[Data items]
Start of Block

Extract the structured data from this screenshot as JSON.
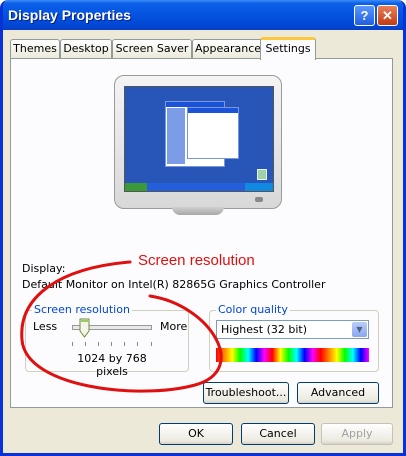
{
  "window": {
    "title": "Display Properties"
  },
  "titlebar": {
    "help_label": "?",
    "close_label": "✕"
  },
  "tabs": [
    {
      "label": "Themes"
    },
    {
      "label": "Desktop"
    },
    {
      "label": "Screen Saver"
    },
    {
      "label": "Appearance"
    },
    {
      "label": "Settings",
      "active": true
    }
  ],
  "annotation": {
    "text": "Screen resolution",
    "color": "#e01010"
  },
  "display": {
    "label": "Display:",
    "value": "Default Monitor on Intel(R) 82865G Graphics Controller"
  },
  "screen_resolution": {
    "group_label": "Screen resolution",
    "less_label": "Less",
    "more_label": "More",
    "value": "1024 by 768 pixels",
    "slider_level": 0.15
  },
  "color_quality": {
    "group_label": "Color quality",
    "selected": "Highest (32 bit)"
  },
  "buttons": {
    "troubleshoot": "Troubleshoot...",
    "advanced": "Advanced",
    "ok": "OK",
    "cancel": "Cancel",
    "apply": "Apply"
  },
  "colors": {
    "titlebar": "#0553e0",
    "accent_tab": "#ffc83c",
    "group_label": "#0046d5"
  }
}
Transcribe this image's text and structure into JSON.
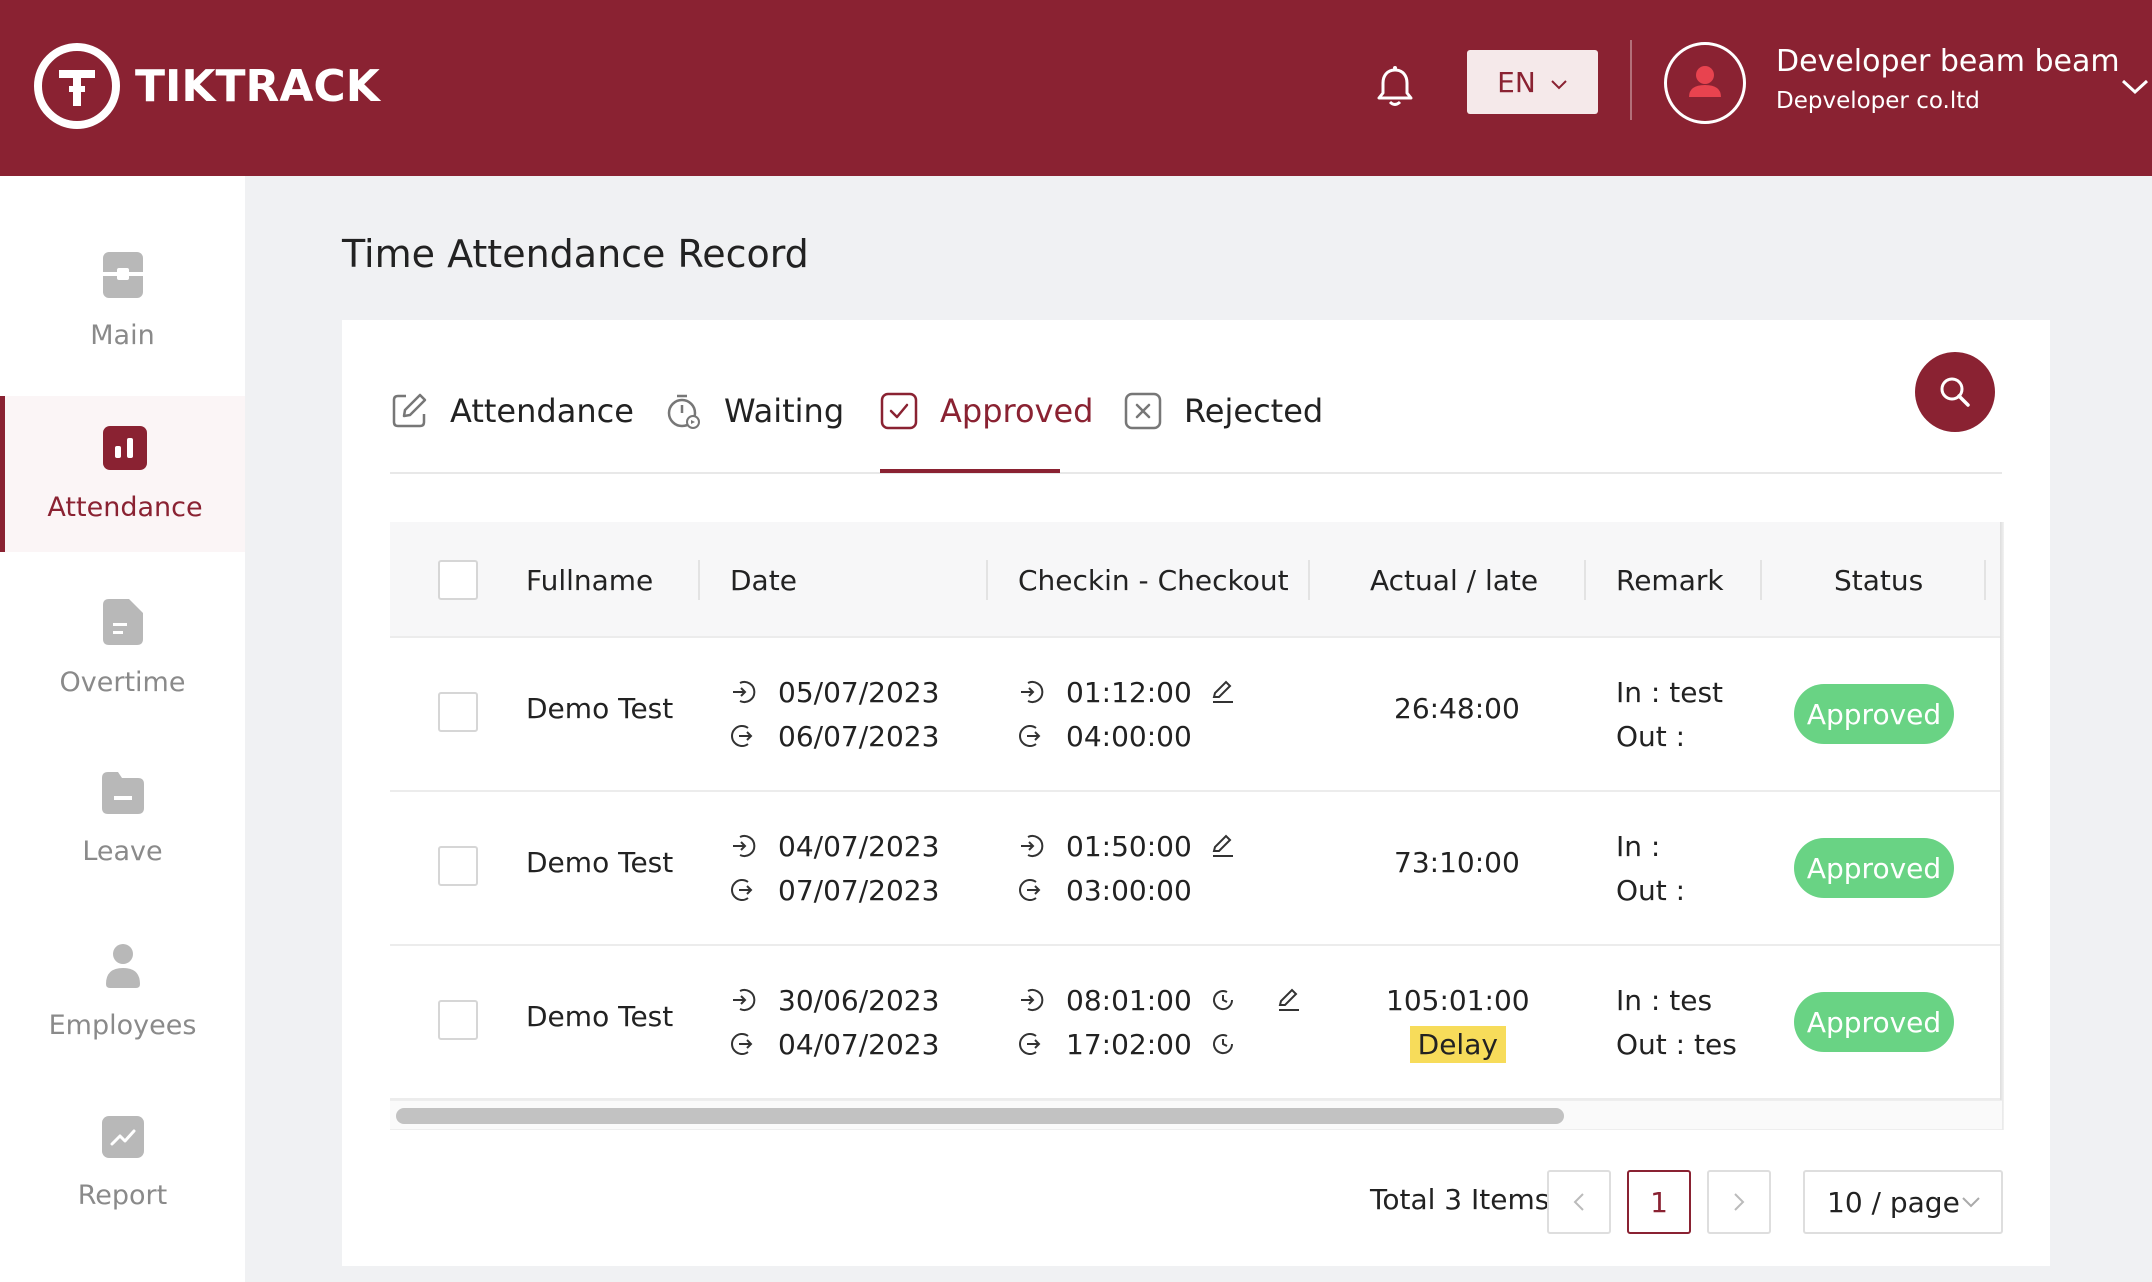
{
  "app": {
    "brand": "TIKTRACK",
    "language": "EN",
    "user_name": "Developer beam beam",
    "user_company": "Depveloper co.ltd"
  },
  "sidebar": {
    "items": [
      {
        "label": "Main",
        "icon": "main-icon"
      },
      {
        "label": "Attendance",
        "icon": "attendance-icon",
        "active": true
      },
      {
        "label": "Overtime",
        "icon": "overtime-icon"
      },
      {
        "label": "Leave",
        "icon": "leave-icon"
      },
      {
        "label": "Employees",
        "icon": "employees-icon"
      },
      {
        "label": "Report",
        "icon": "report-icon"
      }
    ]
  },
  "page": {
    "title": "Time Attendance Record"
  },
  "tabs": [
    {
      "label": "Attendance",
      "icon": "edit-icon"
    },
    {
      "label": "Waiting",
      "icon": "timer-icon"
    },
    {
      "label": "Approved",
      "icon": "check-box-icon",
      "active": true
    },
    {
      "label": "Rejected",
      "icon": "x-box-icon"
    }
  ],
  "table": {
    "columns": [
      "Fullname",
      "Date",
      "Checkin - Checkout",
      "Actual / late",
      "Remark",
      "Status"
    ],
    "rows": [
      {
        "fullname": "Demo Test",
        "date_in": "05/07/2023",
        "date_out": "06/07/2023",
        "checkin": "01:12:00",
        "checkout": "04:00:00",
        "actual": "26:48:00",
        "late": "",
        "remark_in": "In : test",
        "remark_out": "Out :",
        "status": "Approved"
      },
      {
        "fullname": "Demo Test",
        "date_in": "04/07/2023",
        "date_out": "07/07/2023",
        "checkin": "01:50:00",
        "checkout": "03:00:00",
        "actual": "73:10:00",
        "late": "",
        "remark_in": "In :",
        "remark_out": "Out :",
        "status": "Approved"
      },
      {
        "fullname": "Demo Test",
        "date_in": "30/06/2023",
        "date_out": "04/07/2023",
        "checkin": "08:01:00",
        "checkout": "17:02:00",
        "actual": "105:01:00",
        "late": "Delay",
        "remark_in": "In : tes",
        "remark_out": "Out : tes",
        "status": "Approved"
      }
    ]
  },
  "pagination": {
    "total_text": "Total 3 Items",
    "prev": "<",
    "current_page": "1",
    "next": ">",
    "page_size": "10 / page"
  },
  "colors": {
    "brand": "#8a2232",
    "approved": "#69d384",
    "delay": "#f7dc5a"
  }
}
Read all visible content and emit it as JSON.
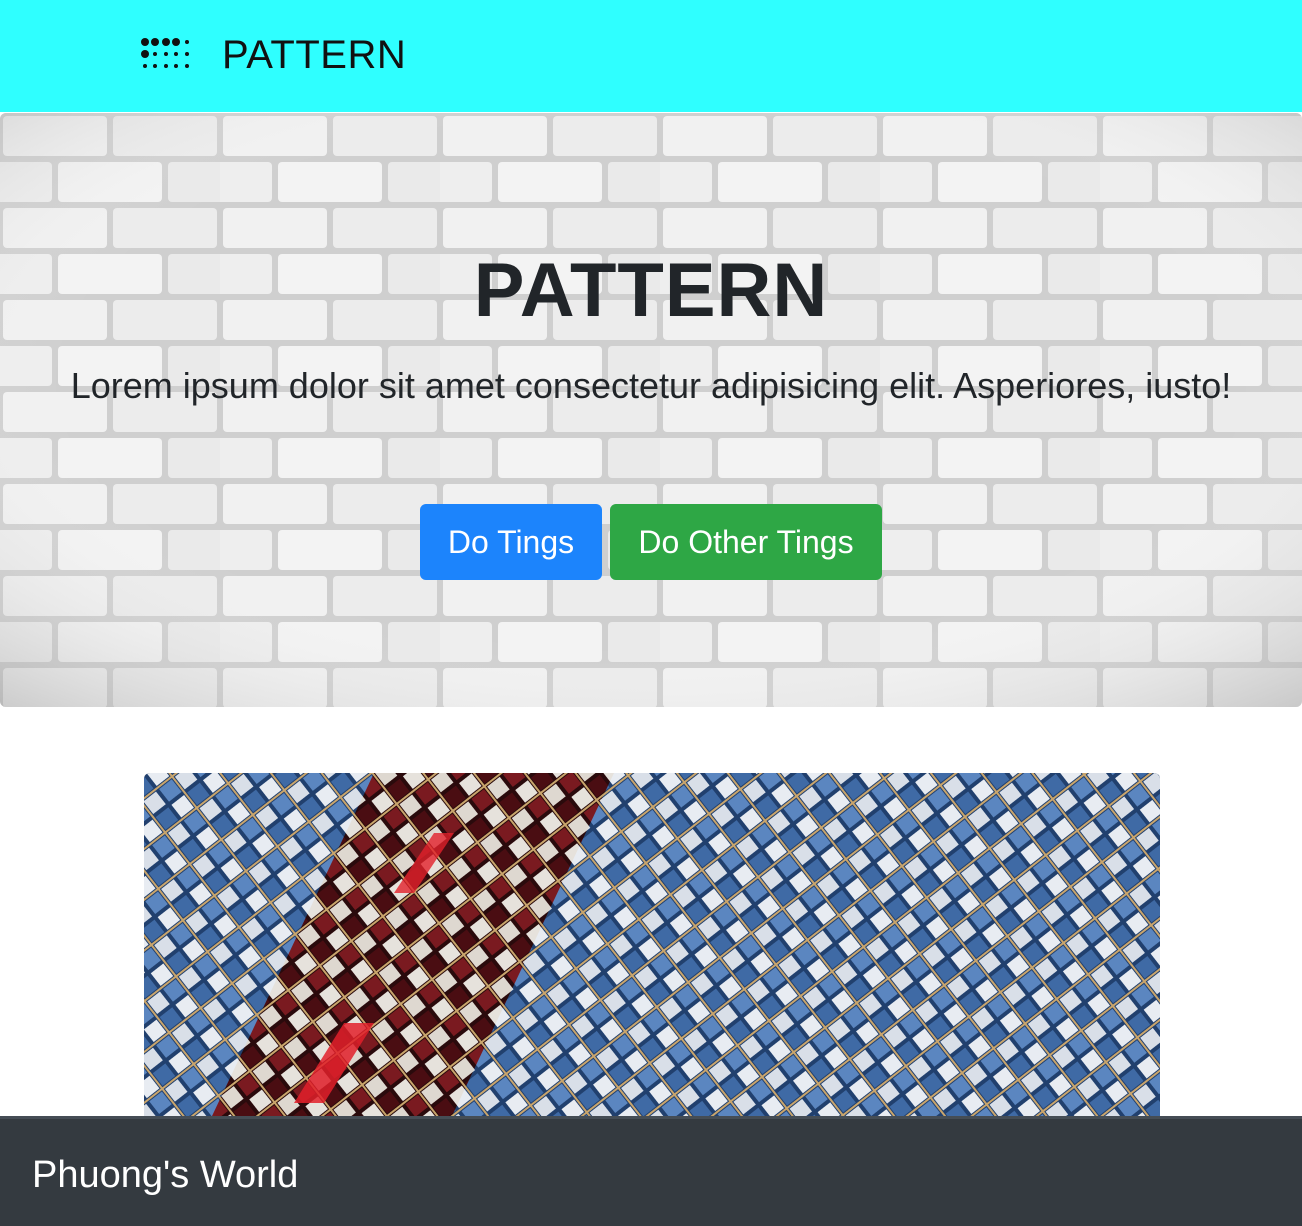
{
  "navbar": {
    "brand_icon": "braille-dots-icon",
    "brand_label": "PATTERN",
    "background_color": "#2fffff"
  },
  "hero": {
    "background": "white-brick-wall",
    "title": "PATTERN",
    "lead": "Lorem ipsum dolor sit amet consectetur adipisicing elit. Asperiores, iusto!",
    "buttons": {
      "primary_label": "Do Tings",
      "secondary_label": "Do Other Tings"
    }
  },
  "colors": {
    "primary": "#1c84fc",
    "success": "#2ea745",
    "footer_bg": "#343a40"
  },
  "main": {
    "image": "building-facade-windows-pattern"
  },
  "footer": {
    "text": "Phuong's World"
  }
}
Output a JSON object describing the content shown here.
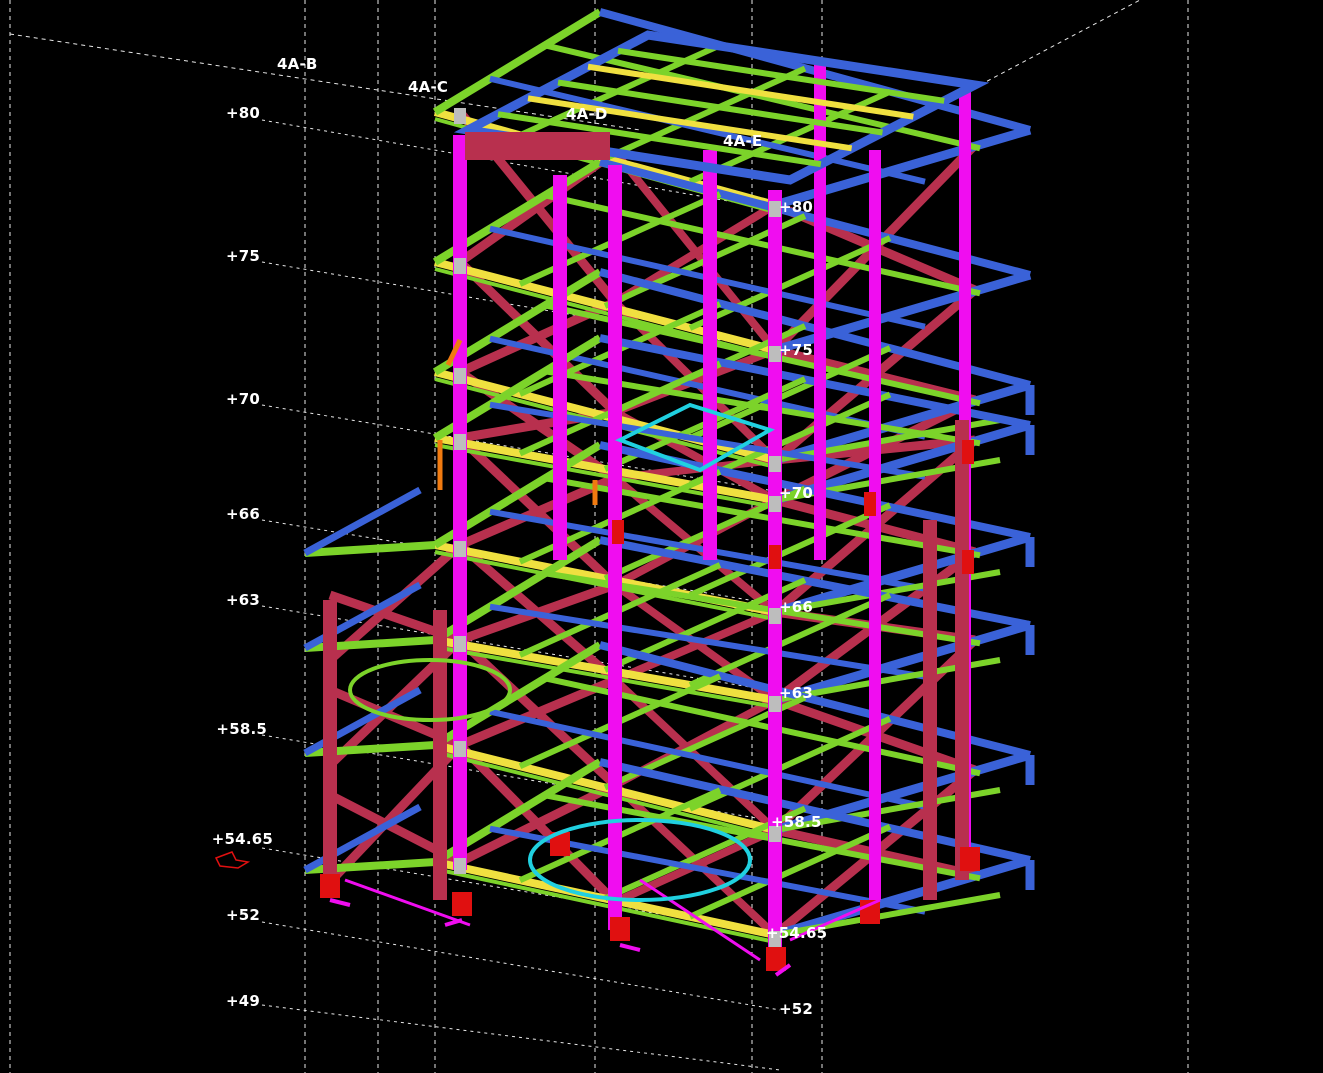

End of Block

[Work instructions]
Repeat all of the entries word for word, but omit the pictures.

[Reply]
Extract the structured data from this screenshot as JSON.
{
  "window": {
    "title": "Display Properties"
  },
  "titlebar": {
    "help_label": "?",
    "close_label": "✕"
  },
  "tabs": [
    {
      "label": "Themes"
    },
    {
      "label": "Desktop"
    },
    {
      "label": "Screen Saver"
    },
    {
      "label": "Appearance"
    },
    {
      "label": "Settings",
      "active": true
    }
  ],
  "annotation": {
    "text": "Screen resolution",
    "color": "#e01010"
  },
  "display": {
    "label": "Display:",
    "value": "Default Monitor on Intel(R) 82865G Graphics Controller"
  },
  "screen_resolution": {
    "group_label": "Screen resolution",
    "less_label": "Less",
    "more_label": "More",
    "value": "1024 by 768 pixels",
    "slider_level": 0.15
  },
  "color_quality": {
    "group_label": "Color quality",
    "selected": "Highest (32 bit)"
  },
  "buttons": {
    "troubleshoot": "Troubleshoot...",
    "advanced": "Advanced",
    "ok": "OK",
    "cancel": "Cancel",
    "apply": "Apply"
  },
  "colors": {
    "titlebar": "#0553e0",
    "accent_tab": "#ffc83c",
    "group_label": "#0046d5"
  }
}
Transcribe this image's text and structure into JSON.
{
  "app": {
    "brand": "TIKTRACK",
    "language": "EN",
    "user_name": "Developer beam beam",
    "user_company": "Depveloper co.ltd"
  },
  "sidebar": {
    "items": [
      {
        "label": "Main",
        "icon": "main-icon"
      },
      {
        "label": "Attendance",
        "icon": "attendance-icon",
        "active": true
      },
      {
        "label": "Overtime",
        "icon": "overtime-icon"
      },
      {
        "label": "Leave",
        "icon": "leave-icon"
      },
      {
        "label": "Employees",
        "icon": "employees-icon"
      },
      {
        "label": "Report",
        "icon": "report-icon"
      }
    ]
  },
  "page": {
    "title": "Time Attendance Record"
  },
  "tabs": [
    {
      "label": "Attendance",
      "icon": "edit-icon"
    },
    {
      "label": "Waiting",
      "icon": "timer-icon"
    },
    {
      "label": "Approved",
      "icon": "check-box-icon",
      "active": true
    },
    {
      "label": "Rejected",
      "icon": "x-box-icon"
    }
  ],
  "table": {
    "columns": [
      "Fullname",
      "Date",
      "Checkin - Checkout",
      "Actual / late",
      "Remark",
      "Status"
    ],
    "rows": [
      {
        "fullname": "Demo Test",
        "date_in": "05/07/2023",
        "date_out": "06/07/2023",
        "checkin": "01:12:00",
        "checkout": "04:00:00",
        "actual": "26:48:00",
        "late": "",
        "remark_in": "In : test",
        "remark_out": "Out :",
        "status": "Approved"
      },
      {
        "fullname": "Demo Test",
        "date_in": "04/07/2023",
        "date_out": "07/07/2023",
        "checkin": "01:50:00",
        "checkout": "03:00:00",
        "actual": "73:10:00",
        "late": "",
        "remark_in": "In :",
        "remark_out": "Out :",
        "status": "Approved"
      },
      {
        "fullname": "Demo Test",
        "date_in": "30/06/2023",
        "date_out": "04/07/2023",
        "checkin": "08:01:00",
        "checkout": "17:02:00",
        "actual": "105:01:00",
        "late": "Delay",
        "remark_in": "In : tes",
        "remark_out": "Out : tes",
        "status": "Approved"
      }
    ]
  },
  "pagination": {
    "total_text": "Total 3 Items",
    "prev": "<",
    "current_page": "1",
    "next": ">",
    "page_size": "10 / page"
  },
  "colors": {
    "brand": "#8a2232",
    "approved": "#69d384",
    "delay": "#f7dc5a"
  }
}
Read all visible content and emit it as JSON.
{
  "navbar": {
    "brand_icon": "braille-dots-icon",
    "brand_label": "PATTERN",
    "background_color": "#2fffff"
  },
  "hero": {
    "background": "white-brick-wall",
    "title": "PATTERN",
    "lead": "Lorem ipsum dolor sit amet consectetur adipisicing elit. Asperiores, iusto!",
    "buttons": {
      "primary_label": "Do Tings",
      "secondary_label": "Do Other Tings"
    }
  },
  "colors": {
    "primary": "#1c84fc",
    "success": "#2ea745",
    "footer_bg": "#343a40"
  },
  "main": {
    "image": "building-facade-windows-pattern"
  },
  "footer": {
    "text": "Phuong's World"
  }
}
Output a JSON object describing the content shown here.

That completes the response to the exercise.